-- Task requirements --
Copy the data as given. No line may be skipped.

-- The records --
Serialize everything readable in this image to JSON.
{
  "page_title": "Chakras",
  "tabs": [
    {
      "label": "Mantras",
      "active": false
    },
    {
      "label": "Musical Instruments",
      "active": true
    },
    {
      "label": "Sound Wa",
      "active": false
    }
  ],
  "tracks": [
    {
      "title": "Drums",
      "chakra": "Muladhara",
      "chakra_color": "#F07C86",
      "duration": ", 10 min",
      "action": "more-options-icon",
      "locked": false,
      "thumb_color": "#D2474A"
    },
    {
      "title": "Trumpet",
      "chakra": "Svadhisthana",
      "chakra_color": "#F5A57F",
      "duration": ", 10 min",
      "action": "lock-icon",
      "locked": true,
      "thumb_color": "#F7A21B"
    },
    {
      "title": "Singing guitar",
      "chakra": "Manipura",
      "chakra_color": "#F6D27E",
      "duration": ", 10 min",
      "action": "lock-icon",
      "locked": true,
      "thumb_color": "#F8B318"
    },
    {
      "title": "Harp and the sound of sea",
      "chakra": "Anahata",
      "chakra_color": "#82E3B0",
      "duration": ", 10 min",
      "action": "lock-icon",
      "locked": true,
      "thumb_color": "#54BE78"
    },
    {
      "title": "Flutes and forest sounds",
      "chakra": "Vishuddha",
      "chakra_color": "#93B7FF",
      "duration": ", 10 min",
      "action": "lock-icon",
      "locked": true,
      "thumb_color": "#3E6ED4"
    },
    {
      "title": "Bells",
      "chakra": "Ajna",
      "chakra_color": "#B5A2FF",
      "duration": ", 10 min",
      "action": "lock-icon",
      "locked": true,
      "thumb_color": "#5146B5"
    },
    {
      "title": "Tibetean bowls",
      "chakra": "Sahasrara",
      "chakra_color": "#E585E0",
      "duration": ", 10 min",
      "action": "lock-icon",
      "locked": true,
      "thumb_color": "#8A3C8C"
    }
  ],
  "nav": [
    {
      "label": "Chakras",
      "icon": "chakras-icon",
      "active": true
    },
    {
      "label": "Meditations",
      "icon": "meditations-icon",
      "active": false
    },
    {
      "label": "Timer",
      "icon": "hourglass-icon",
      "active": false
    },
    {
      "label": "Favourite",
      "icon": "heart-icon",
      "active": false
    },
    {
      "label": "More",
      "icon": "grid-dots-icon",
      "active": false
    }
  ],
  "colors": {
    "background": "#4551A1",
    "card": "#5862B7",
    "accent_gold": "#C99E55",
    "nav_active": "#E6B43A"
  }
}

-- Result of the task --
Serialize everything readable in this image to JSON.
{
  "page_title": "Chakras",
  "tabs": [
    {
      "label": "Mantras",
      "active": false
    },
    {
      "label": "Musical Instruments",
      "active": true
    },
    {
      "label": "Sound Wa",
      "active": false
    }
  ],
  "tracks": [
    {
      "title": "Drums",
      "chakra": "Muladhara",
      "chakra_color": "#F07C86",
      "duration": ", 10 min",
      "action": "more-options-icon",
      "locked": false,
      "thumb_color": "#D2474A"
    },
    {
      "title": "Trumpet",
      "chakra": "Svadhisthana",
      "chakra_color": "#F5A57F",
      "duration": ", 10 min",
      "action": "lock-icon",
      "locked": true,
      "thumb_color": "#F7A21B"
    },
    {
      "title": "Singing guitar",
      "chakra": "Manipura",
      "chakra_color": "#F6D27E",
      "duration": ", 10 min",
      "action": "lock-icon",
      "locked": true,
      "thumb_color": "#F8B318"
    },
    {
      "title": "Harp and the sound of sea",
      "chakra": "Anahata",
      "chakra_color": "#82E3B0",
      "duration": ", 10 min",
      "action": "lock-icon",
      "locked": true,
      "thumb_color": "#54BE78"
    },
    {
      "title": "Flutes and forest sounds",
      "chakra": "Vishuddha",
      "chakra_color": "#93B7FF",
      "duration": ", 10 min",
      "action": "lock-icon",
      "locked": true,
      "thumb_color": "#3E6ED4"
    },
    {
      "title": "Bells",
      "chakra": "Ajna",
      "chakra_color": "#B5A2FF",
      "duration": ", 10 min",
      "action": "lock-icon",
      "locked": true,
      "thumb_color": "#5146B5"
    },
    {
      "title": "Tibetean bowls",
      "chakra": "Sahasrara",
      "chakra_color": "#E585E0",
      "duration": ", 10 min",
      "action": "lock-icon",
      "locked": true,
      "thumb_color": "#8A3C8C"
    }
  ],
  "nav": [
    {
      "label": "Chakras",
      "icon": "chakras-icon",
      "active": true
    },
    {
      "label": "Meditations",
      "icon": "meditations-icon",
      "active": false
    },
    {
      "label": "Timer",
      "icon": "hourglass-icon",
      "active": false
    },
    {
      "label": "Favourite",
      "icon": "heart-icon",
      "active": false
    },
    {
      "label": "More",
      "icon": "grid-dots-icon",
      "active": false
    }
  ],
  "colors": {
    "background": "#4551A1",
    "card": "#5862B7",
    "accent_gold": "#C99E55",
    "nav_active": "#E6B43A"
  }
}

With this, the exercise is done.